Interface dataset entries
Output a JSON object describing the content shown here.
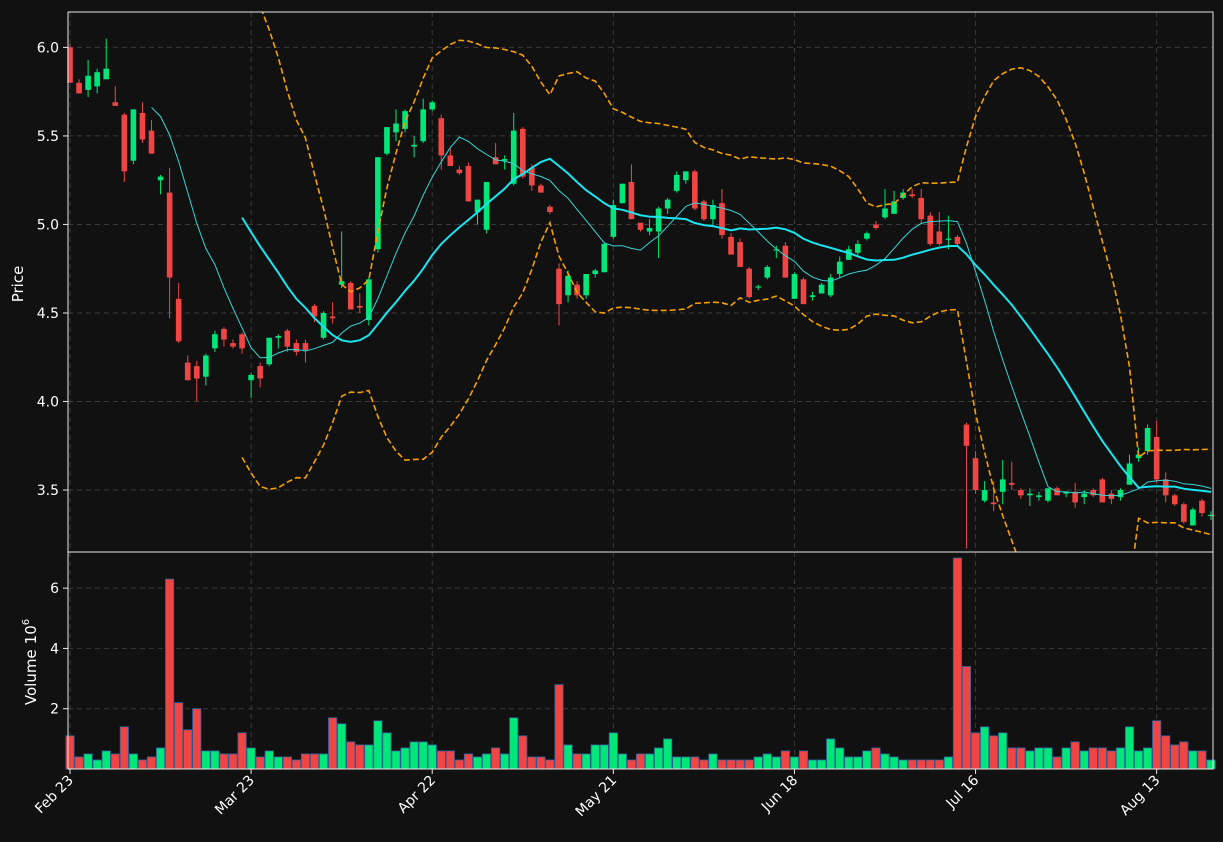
{
  "chart_data": {
    "type": "candlestick",
    "colors": {
      "background": "#111111",
      "up": "#00e67a",
      "down": "#f04545",
      "ma_fast": "#36d6d6",
      "ma_slow": "#19e5f0",
      "bollinger": "#f5a000",
      "grid": "#3a3a3a"
    },
    "price_panel": {
      "ylabel": "Price",
      "ylim": [
        3.15,
        6.2
      ],
      "yticks": [
        3.5,
        4.0,
        4.5,
        5.0,
        5.5,
        6.0
      ],
      "ytick_labels": [
        "3.5",
        "4.0",
        "4.5",
        "5.0",
        "5.5",
        "6.0"
      ]
    },
    "volume_panel": {
      "ylabel": "Volume",
      "ylabel_exp": "6",
      "ylim": [
        0,
        7.0
      ],
      "yticks": [
        2,
        4,
        6
      ],
      "ytick_labels": [
        "2",
        "4",
        "6"
      ]
    },
    "x_tick_labels": [
      {
        "index": 0,
        "label": "Feb 23"
      },
      {
        "index": 20,
        "label": "Mar 23"
      },
      {
        "index": 40,
        "label": "Apr 22"
      },
      {
        "index": 60,
        "label": "May 21"
      },
      {
        "index": 80,
        "label": "Jun 18"
      },
      {
        "index": 100,
        "label": "Jul 16"
      },
      {
        "index": 120,
        "label": "Aug 13"
      }
    ],
    "candles": [
      [
        6.0,
        6.02,
        5.8,
        5.8,
        1.1
      ],
      [
        5.8,
        5.82,
        5.74,
        5.74,
        0.4
      ],
      [
        5.76,
        5.93,
        5.72,
        5.84,
        0.5
      ],
      [
        5.78,
        5.88,
        5.74,
        5.86,
        0.3
      ],
      [
        5.82,
        6.05,
        5.82,
        5.88,
        0.6
      ],
      [
        5.69,
        5.78,
        5.67,
        5.67,
        0.5
      ],
      [
        5.62,
        5.63,
        5.24,
        5.3,
        1.4
      ],
      [
        5.36,
        5.65,
        5.34,
        5.65,
        0.5
      ],
      [
        5.63,
        5.69,
        5.46,
        5.48,
        0.3
      ],
      [
        5.53,
        5.59,
        5.41,
        5.4,
        0.4
      ],
      [
        5.25,
        5.28,
        5.17,
        5.27,
        0.7
      ],
      [
        5.18,
        5.32,
        4.47,
        4.7,
        6.3
      ],
      [
        4.58,
        4.67,
        4.33,
        4.34,
        2.2
      ],
      [
        4.22,
        4.26,
        4.19,
        4.12,
        1.3
      ],
      [
        4.2,
        4.23,
        4.0,
        4.13,
        2.0
      ],
      [
        4.14,
        4.27,
        4.09,
        4.26,
        0.6
      ],
      [
        4.3,
        4.4,
        4.28,
        4.38,
        0.6
      ],
      [
        4.41,
        4.42,
        4.31,
        4.35,
        0.5
      ],
      [
        4.33,
        4.35,
        4.3,
        4.31,
        0.5
      ],
      [
        4.38,
        4.39,
        4.27,
        4.3,
        1.2
      ],
      [
        4.12,
        4.16,
        4.02,
        4.15,
        0.7
      ],
      [
        4.2,
        4.22,
        4.08,
        4.13,
        0.4
      ],
      [
        4.21,
        4.36,
        4.2,
        4.36,
        0.6
      ],
      [
        4.36,
        4.38,
        4.3,
        4.37,
        0.4
      ],
      [
        4.4,
        4.41,
        4.28,
        4.31,
        0.4
      ],
      [
        4.33,
        4.35,
        4.26,
        4.28,
        0.3
      ],
      [
        4.33,
        4.35,
        4.22,
        4.29,
        0.5
      ],
      [
        4.54,
        4.55,
        4.45,
        4.48,
        0.5
      ],
      [
        4.36,
        4.51,
        4.35,
        4.5,
        0.5
      ],
      [
        4.48,
        4.56,
        4.44,
        4.47,
        1.7
      ],
      [
        4.66,
        4.96,
        4.64,
        4.68,
        1.5
      ],
      [
        4.67,
        4.68,
        4.56,
        4.52,
        0.9
      ],
      [
        4.54,
        4.61,
        4.5,
        4.53,
        0.8
      ],
      [
        4.46,
        4.7,
        4.43,
        4.69,
        0.8
      ],
      [
        4.86,
        5.38,
        4.84,
        5.38,
        1.6
      ],
      [
        5.4,
        5.55,
        5.39,
        5.55,
        1.2
      ],
      [
        5.52,
        5.65,
        5.47,
        5.57,
        0.6
      ],
      [
        5.54,
        5.65,
        5.52,
        5.64,
        0.7
      ],
      [
        5.44,
        5.5,
        5.38,
        5.45,
        0.9
      ],
      [
        5.47,
        5.71,
        5.46,
        5.65,
        0.9
      ],
      [
        5.65,
        5.7,
        5.64,
        5.69,
        0.8
      ],
      [
        5.6,
        5.62,
        5.31,
        5.39,
        0.6
      ],
      [
        5.39,
        5.43,
        5.33,
        5.33,
        0.6
      ],
      [
        5.31,
        5.33,
        5.28,
        5.29,
        0.3
      ],
      [
        5.33,
        5.35,
        5.13,
        5.13,
        0.5
      ],
      [
        5.07,
        5.14,
        5.0,
        5.14,
        0.4
      ],
      [
        4.97,
        5.24,
        4.95,
        5.24,
        0.5
      ],
      [
        5.38,
        5.46,
        5.34,
        5.34,
        0.7
      ],
      [
        5.36,
        5.39,
        5.31,
        5.37,
        0.5
      ],
      [
        5.23,
        5.63,
        5.22,
        5.53,
        1.7
      ],
      [
        5.54,
        5.55,
        5.26,
        5.27,
        1.1
      ],
      [
        5.32,
        5.34,
        5.19,
        5.22,
        0.4
      ],
      [
        5.22,
        5.23,
        5.2,
        5.18,
        0.4
      ],
      [
        5.1,
        5.11,
        5.06,
        5.07,
        0.3
      ],
      [
        4.75,
        4.78,
        4.43,
        4.55,
        2.8
      ],
      [
        4.6,
        4.74,
        4.56,
        4.71,
        0.8
      ],
      [
        4.66,
        4.68,
        4.58,
        4.6,
        0.5
      ],
      [
        4.6,
        4.72,
        4.58,
        4.72,
        0.5
      ],
      [
        4.72,
        4.75,
        4.7,
        4.74,
        0.8
      ],
      [
        4.73,
        4.9,
        4.73,
        4.89,
        0.8
      ],
      [
        4.93,
        5.14,
        4.92,
        5.11,
        1.2
      ],
      [
        5.12,
        5.23,
        5.13,
        5.23,
        0.5
      ],
      [
        5.24,
        5.34,
        5.03,
        5.03,
        0.3
      ],
      [
        5.01,
        5.0,
        4.96,
        4.97,
        0.5
      ],
      [
        4.96,
        5.03,
        4.94,
        4.98,
        0.5
      ],
      [
        4.96,
        5.1,
        4.81,
        5.09,
        0.7
      ],
      [
        5.09,
        5.15,
        5.06,
        5.14,
        1.0
      ],
      [
        5.19,
        5.3,
        5.18,
        5.28,
        0.4
      ],
      [
        5.25,
        5.3,
        5.23,
        5.3,
        0.4
      ],
      [
        5.3,
        5.31,
        5.08,
        5.09,
        0.4
      ],
      [
        5.13,
        5.14,
        5.02,
        5.03,
        0.3
      ],
      [
        5.03,
        5.14,
        4.99,
        5.11,
        0.5
      ],
      [
        5.12,
        5.2,
        4.92,
        4.94,
        0.3
      ],
      [
        4.93,
        4.95,
        4.83,
        4.83,
        0.3
      ],
      [
        4.9,
        4.92,
        4.76,
        4.76,
        0.3
      ],
      [
        4.75,
        4.76,
        4.58,
        4.59,
        0.3
      ],
      [
        4.65,
        4.66,
        4.63,
        4.65,
        0.4
      ],
      [
        4.7,
        4.77,
        4.69,
        4.76,
        0.5
      ],
      [
        4.86,
        4.88,
        4.81,
        4.86,
        0.4
      ],
      [
        4.88,
        4.9,
        4.7,
        4.7,
        0.6
      ],
      [
        4.58,
        4.73,
        4.58,
        4.72,
        0.4
      ],
      [
        4.69,
        4.7,
        4.56,
        4.55,
        0.6
      ],
      [
        4.59,
        4.62,
        4.57,
        4.6,
        0.3
      ],
      [
        4.61,
        4.67,
        4.62,
        4.66,
        0.3
      ],
      [
        4.6,
        4.72,
        4.59,
        4.7,
        1.0
      ],
      [
        4.72,
        4.82,
        4.7,
        4.79,
        0.7
      ],
      [
        4.8,
        4.88,
        4.8,
        4.86,
        0.4
      ],
      [
        4.84,
        4.91,
        4.82,
        4.89,
        0.4
      ],
      [
        4.92,
        4.96,
        4.91,
        4.95,
        0.6
      ],
      [
        5.0,
        5.02,
        4.97,
        4.98,
        0.7
      ],
      [
        5.04,
        5.2,
        5.03,
        5.09,
        0.5
      ],
      [
        5.06,
        5.19,
        5.07,
        5.13,
        0.4
      ],
      [
        5.15,
        5.2,
        5.14,
        5.18,
        0.3
      ],
      [
        5.17,
        5.2,
        5.15,
        5.16,
        0.3
      ],
      [
        5.15,
        5.2,
        5.0,
        5.03,
        0.3
      ],
      [
        5.05,
        5.07,
        4.88,
        4.89,
        0.3
      ],
      [
        4.96,
        5.07,
        4.88,
        4.89,
        0.3
      ],
      [
        4.92,
        5.05,
        4.86,
        4.92,
        0.4
      ],
      [
        4.93,
        4.94,
        4.88,
        4.89,
        7.0
      ],
      [
        3.87,
        3.88,
        3.17,
        3.75,
        3.4
      ],
      [
        3.68,
        3.72,
        3.48,
        3.5,
        1.2
      ],
      [
        3.44,
        3.55,
        3.43,
        3.5,
        1.4
      ],
      [
        3.43,
        3.55,
        3.38,
        3.42,
        1.1
      ],
      [
        3.49,
        3.67,
        3.42,
        3.56,
        1.2
      ],
      [
        3.54,
        3.66,
        3.5,
        3.53,
        0.7
      ],
      [
        3.5,
        3.51,
        3.45,
        3.47,
        0.7
      ],
      [
        3.47,
        3.51,
        3.41,
        3.48,
        0.6
      ],
      [
        3.46,
        3.49,
        3.44,
        3.47,
        0.7
      ],
      [
        3.44,
        3.51,
        3.43,
        3.51,
        0.7
      ],
      [
        3.51,
        3.52,
        3.47,
        3.47,
        0.4
      ],
      [
        3.48,
        3.49,
        3.46,
        3.49,
        0.7
      ],
      [
        3.49,
        3.54,
        3.4,
        3.43,
        0.9
      ],
      [
        3.46,
        3.5,
        3.42,
        3.48,
        0.6
      ],
      [
        3.5,
        3.51,
        3.46,
        3.47,
        0.7
      ],
      [
        3.56,
        3.57,
        3.43,
        3.43,
        0.7
      ],
      [
        3.48,
        3.5,
        3.42,
        3.45,
        0.6
      ],
      [
        3.46,
        3.51,
        3.44,
        3.5,
        0.7
      ],
      [
        3.53,
        3.7,
        3.53,
        3.65,
        1.4
      ],
      [
        3.68,
        3.74,
        3.66,
        3.7,
        0.6
      ],
      [
        3.72,
        3.87,
        3.7,
        3.85,
        0.7
      ],
      [
        3.8,
        3.89,
        3.54,
        3.56,
        1.6
      ],
      [
        3.56,
        3.6,
        3.43,
        3.47,
        1.1
      ],
      [
        3.47,
        3.48,
        3.41,
        3.42,
        0.8
      ],
      [
        3.42,
        3.43,
        3.31,
        3.32,
        0.9
      ],
      [
        3.3,
        3.4,
        3.31,
        3.39,
        0.6
      ],
      [
        3.44,
        3.45,
        3.35,
        3.37,
        0.6
      ],
      [
        3.36,
        3.38,
        3.33,
        3.36,
        0.3
      ]
    ]
  }
}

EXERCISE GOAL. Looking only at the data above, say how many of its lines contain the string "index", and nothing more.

TASK ANSWER. 7